Interface dataset entries →
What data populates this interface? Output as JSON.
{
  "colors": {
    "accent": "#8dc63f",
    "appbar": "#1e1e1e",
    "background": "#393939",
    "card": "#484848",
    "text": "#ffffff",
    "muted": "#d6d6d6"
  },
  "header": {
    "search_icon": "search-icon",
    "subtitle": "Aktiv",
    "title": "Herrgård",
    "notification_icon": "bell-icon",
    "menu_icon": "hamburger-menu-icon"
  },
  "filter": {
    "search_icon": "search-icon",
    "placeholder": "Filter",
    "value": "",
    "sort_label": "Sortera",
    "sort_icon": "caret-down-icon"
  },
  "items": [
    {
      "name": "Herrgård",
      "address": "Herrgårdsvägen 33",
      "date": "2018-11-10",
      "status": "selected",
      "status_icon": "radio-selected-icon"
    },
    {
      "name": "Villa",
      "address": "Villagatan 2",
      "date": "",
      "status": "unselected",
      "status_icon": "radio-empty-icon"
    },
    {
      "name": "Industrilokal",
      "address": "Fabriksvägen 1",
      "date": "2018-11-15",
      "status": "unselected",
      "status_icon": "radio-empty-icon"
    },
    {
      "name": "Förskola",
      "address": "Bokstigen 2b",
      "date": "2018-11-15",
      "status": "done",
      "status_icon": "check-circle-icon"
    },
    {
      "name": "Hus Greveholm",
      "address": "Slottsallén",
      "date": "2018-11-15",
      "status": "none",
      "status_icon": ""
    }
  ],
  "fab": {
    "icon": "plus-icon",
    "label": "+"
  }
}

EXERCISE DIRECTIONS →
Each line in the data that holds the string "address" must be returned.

RESULT OF THIS EXERCISE →
      "address": "Herrgårdsvägen 33",
      "address": "Villagatan 2",
      "address": "Fabriksvägen 1",
      "address": "Bokstigen 2b",
      "address": "Slottsallén",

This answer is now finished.